NO deaths were reported to Manitoba’s chief provincial public health officer in connection to the recent heat wave.
Dr. Brent Roussin said there is no requirement to report such deaths to health authorities.
"This is something we’ve been looking at: to have that better reported to us. That requires a case definition and often work with medical examiners and things like this. So, it’s not a reportable condition. Sometimes we do hear of reports of (heat-related deaths), but I have not heard any reports this summer yet," Roussin said Thursday.
An increase in heat-related deaths is expected to be one of the most significant effects of climate change in Canada as the frequency and intensity of heat waves will ramp up.

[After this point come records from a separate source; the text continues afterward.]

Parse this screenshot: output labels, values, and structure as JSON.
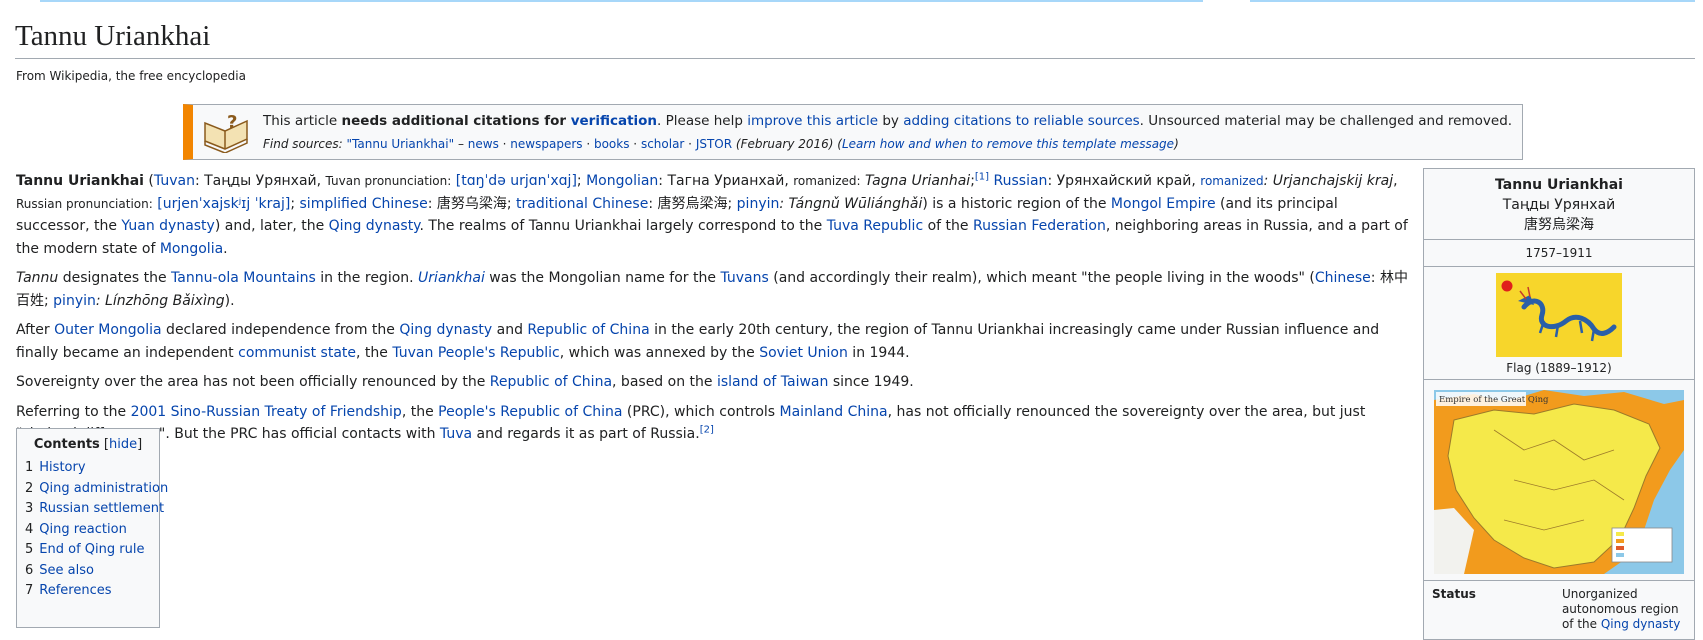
{
  "page": {
    "title": "Tannu Uriankhai",
    "tagline": "From Wikipedia, the free encyclopedia"
  },
  "ambox": {
    "icon": "book-question-icon",
    "t1": "This article ",
    "t2": "needs additional citations for ",
    "t3": "verification",
    "t4": ". Please help ",
    "t5": "improve this article",
    "t6": " by ",
    "t7": "adding citations to reliable sources",
    "t8": ". Unsourced material may be challenged and removed.",
    "f1": "Find sources:",
    "f2": "\"Tannu Uriankhai\"",
    "f3": " – ",
    "f4": "news",
    "f5": " · ",
    "f6": "newspapers",
    "f7": "books",
    "f8": "scholar",
    "f9": "JSTOR",
    "f10": " (February 2016) (",
    "f11": "Learn how and when to remove this template message",
    "f12": ")"
  },
  "p1": {
    "a": "Tannu Uriankhai",
    "b": " (",
    "c": "Tuvan",
    "d": ": Таңды Урянхай, ",
    "e": "Tuvan pronunciation:",
    "f": " [tɑŋˈdə urjɑnˈxɑj]",
    "g": "; ",
    "h": "Mongolian",
    "i": ": Тагна Урианхай, ",
    "j": "romanized:",
    "k": " Tagna Urianhai",
    "l": ";",
    "m": "[1]",
    "n": " ",
    "o": "Russian",
    "p": ": Урянхайский край, ",
    "q": "romanized",
    "r": ": Urjanchajskij kraj",
    "s": ", ",
    "t": "Russian pronunciation:",
    "u": " [urjenˈxajskʲɪj ˈkraj]",
    "v": "; ",
    "w": "simplified Chinese",
    "x": ": 唐努乌梁海; ",
    "y": "traditional Chinese",
    "z": ": 唐努烏梁海; ",
    "aa": "pinyin",
    "ab": ": Tángnǔ Wūliánghǎi",
    "ac": ") is a historic region of the ",
    "ad": "Mongol Empire",
    "ae": " (and its principal successor, the ",
    "af": "Yuan dynasty",
    "ag": ") and, later, the ",
    "ah": "Qing dynasty",
    "ai": ". The realms of Tannu Uriankhai largely correspond to the ",
    "aj": "Tuva Republic",
    "ak": " of the ",
    "al": "Russian Federation",
    "am": ", neighboring areas in Russia, and a part of the modern state of ",
    "an": "Mongolia",
    "ao": "."
  },
  "p2": {
    "a": "Tannu",
    "b": " designates the ",
    "c": "Tannu-ola Mountains",
    "d": " in the region. ",
    "e": "Uriankhai",
    "f": " was the Mongolian name for the ",
    "g": "Tuvans",
    "h": " (and accordingly their realm), which meant \"the people living in the woods\" (",
    "i": "Chinese",
    "j": ": 林中百姓; ",
    "k": "pinyin",
    "l": ": Línzhōng Bǎixìng",
    "m": ")."
  },
  "p3": {
    "a": "After ",
    "b": "Outer Mongolia",
    "c": " declared independence from the ",
    "d": "Qing dynasty",
    "e": " and ",
    "f": "Republic of China",
    "g": " in the early 20th century, the region of Tannu Uriankhai increasingly came under Russian influence and finally became an independent ",
    "h": "communist state",
    "i": ", the ",
    "j": "Tuvan People's Republic",
    "k": ", which was annexed by the ",
    "l": "Soviet Union",
    "m": " in 1944."
  },
  "p4": {
    "a": "Sovereignty over the area has not been officially renounced by the ",
    "b": "Republic of China",
    "c": ", based on the ",
    "d": "island of Taiwan",
    "e": " since 1949."
  },
  "p5": {
    "a": "Referring to the ",
    "b": "2001 Sino-Russian Treaty of Friendship",
    "c": ", the ",
    "d": "People's Republic of China",
    "e": " (PRC), which controls ",
    "f": "Mainland China",
    "g": ", has not officially renounced the sovereignty over the area, but just \"shelved differences\". But the PRC has official contacts with ",
    "h": "Tuva",
    "i": " and regards it as part of Russia.",
    "j": "[2]"
  },
  "toc": {
    "title": "Contents",
    "hide_open": " [",
    "hide": "hide",
    "hide_close": "]",
    "items": [
      {
        "num": "1",
        "label": "History"
      },
      {
        "num": "2",
        "label": "Qing administration"
      },
      {
        "num": "3",
        "label": "Russian settlement"
      },
      {
        "num": "4",
        "label": "Qing reaction"
      },
      {
        "num": "5",
        "label": "End of Qing rule"
      },
      {
        "num": "6",
        "label": "See also"
      },
      {
        "num": "7",
        "label": "References"
      }
    ]
  },
  "infobox": {
    "name": "Tannu Uriankhai",
    "name_tuvan": "Таңды Урянхай",
    "name_chinese": "唐努烏梁海",
    "years": "1757–1911",
    "flag_caption": "Flag (1889–1912)",
    "map_title": "Empire of the Great Qing",
    "status_label": "Status",
    "status_value": "Unorganized autonomous region of the ",
    "status_link": "Qing dynasty",
    "colors": {
      "flag_yellow": "#f7d62b",
      "flag_sun": "#e0201b",
      "dragon": "#2a5fa8",
      "map_sea": "#8cc8e8",
      "map_land": "#f5e94a",
      "map_orange": "#f29b1d"
    }
  }
}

In Manitoba, in a projection scenario where emissions continue unabated, the number of days in which the temperature is 30 C or higher is expected to rise to 52.1 days, on average, between 2050 and 2080, says the Prairie Climate Centre’s Climate Atlas.

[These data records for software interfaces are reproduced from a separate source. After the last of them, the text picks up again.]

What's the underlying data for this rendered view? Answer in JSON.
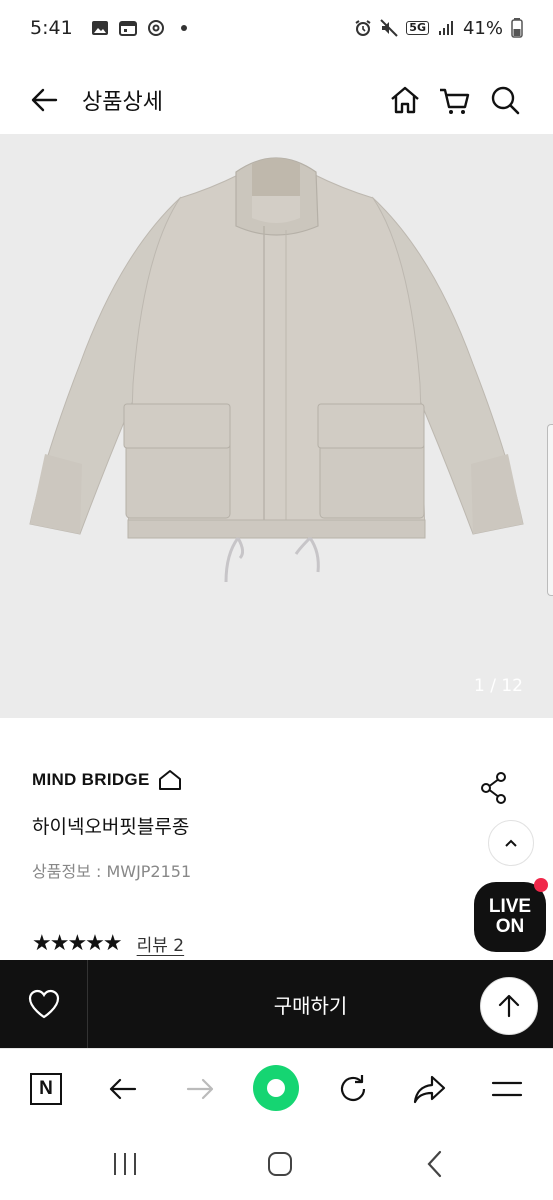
{
  "status": {
    "time": "5:41",
    "network": "5G",
    "battery": "41%"
  },
  "header": {
    "title": "상품상세"
  },
  "gallery": {
    "counter": "1 / 12"
  },
  "product": {
    "brand": "MIND BRIDGE",
    "name": "하이넥오버핏블루종",
    "info": "상품정보 : MWJP2151",
    "stars": "★★★★★",
    "rating": 5,
    "review_label": "리뷰 2"
  },
  "live": {
    "line1": "LIVE",
    "line2": "ON"
  },
  "buy_bar": {
    "buy_label": "구매하기"
  },
  "browser": {
    "home_letter": "N"
  },
  "colors": {
    "live_dot": "#f0284a",
    "browser_green": "#15d572",
    "buy_bar_bg": "#111111"
  }
}
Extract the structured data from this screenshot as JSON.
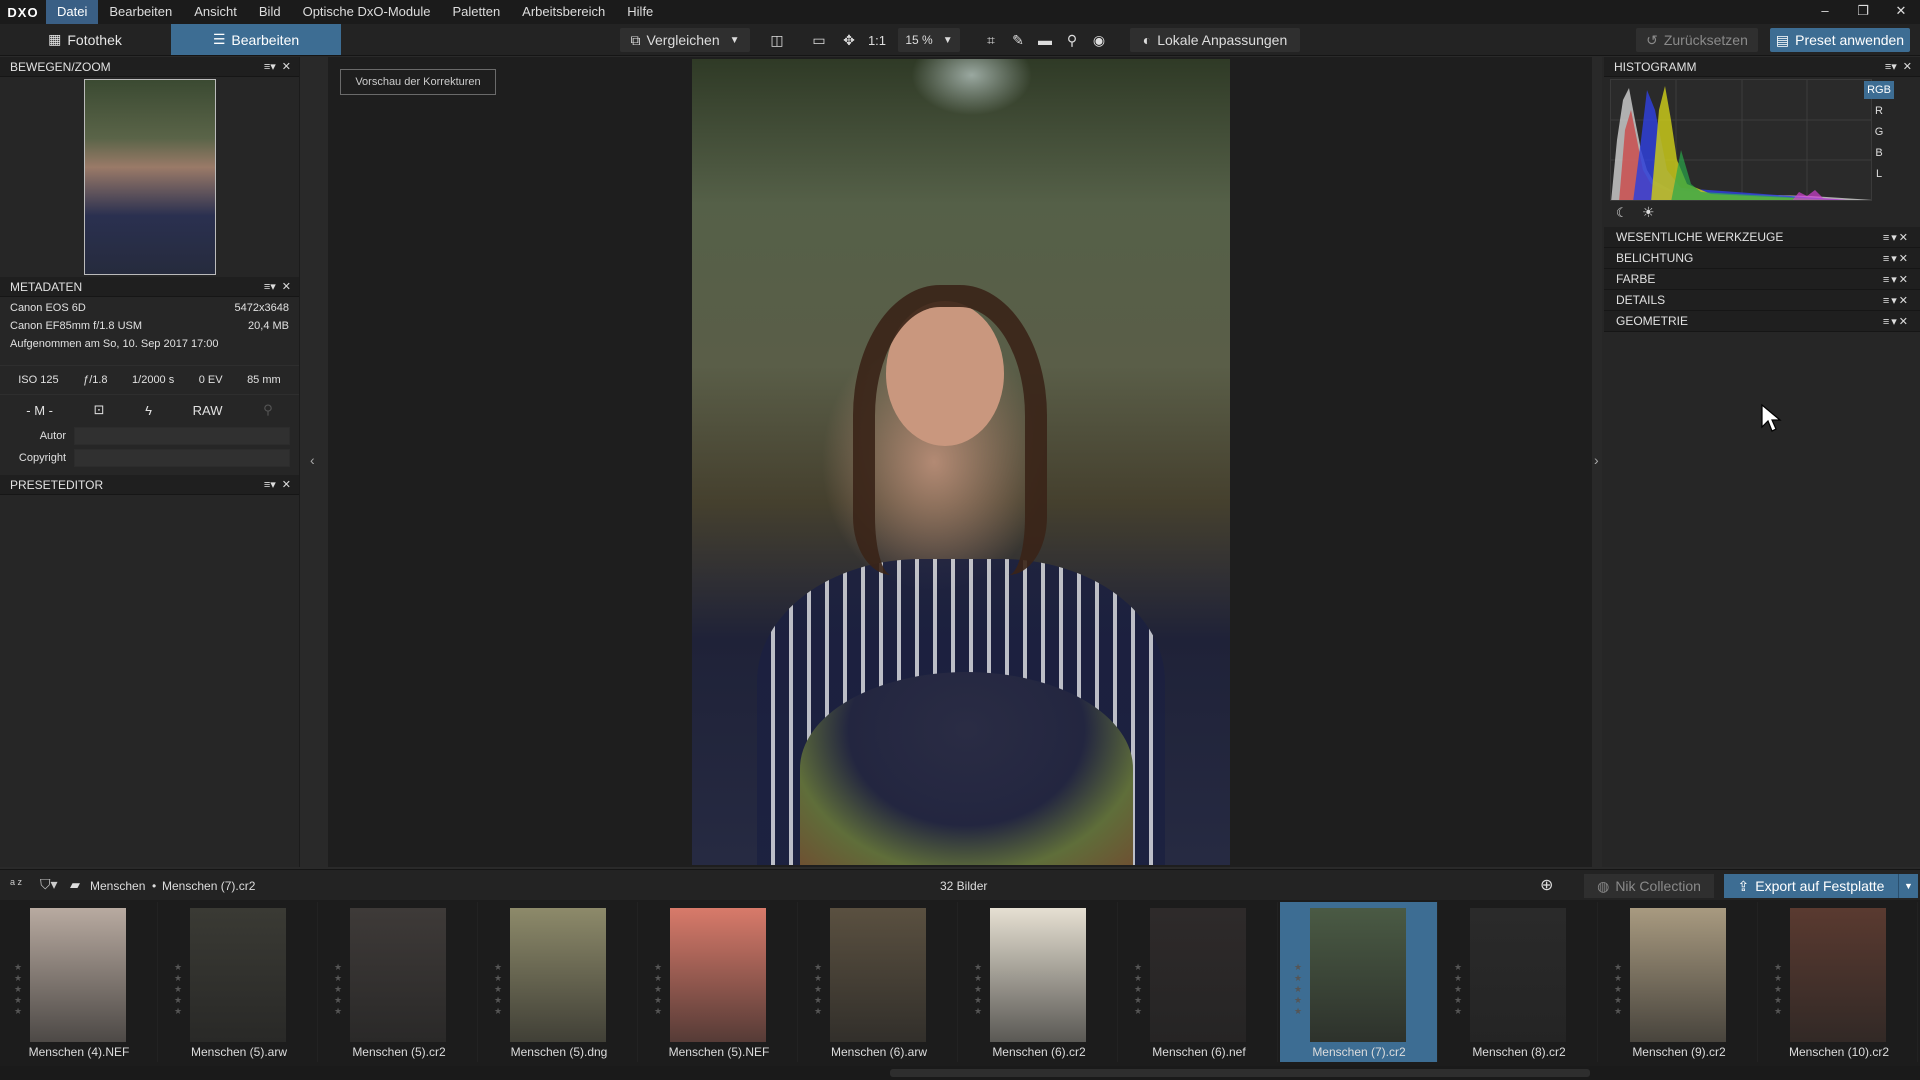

It was an average of 14.2 days per year from 1976 to 2005.
Quebec has adopted mechanisms to identify heat-related deaths in response to this mounting problem. The province has also started to track hospitalizations, ambulance trips and emergency admissions related to extreme heat events. Quebec made international headlines in July 2018 when it estimated 89 people had died during a heat wave. Health authorities had formally listed a death of a senior, for example — whose cause of death may have been heart disease or stroke, but whose pre-existing condition was exacerbated by heat — as a death linked to heat distress.
Roussin said some indicators flag such cases in Manitoba, but with no formal reporting figure, it is impossible to say for certain when a death is linked to an extreme heat event.
"It’s a significant public health issue and it’s becoming more important over time. So, it is something we’re working on to be able to have better information on it," Roussin said.
Tracking the number of deaths and hospitalizations related to extreme heat events will allow for tailored public health responses, said Robin Edger, the executive director and CEO of the Canadian Association of Physicians for the Environment.
"For provinces like Manitoba and Ontario that don’t do this tracking, and instead these deaths or illnesses perhaps show up as something like a stroke, they’re just not in the same place to be able to organize their (response) strategy," Edger said.
Sarah Lawrynuik reported on climate change for the Winnipeg Free Press.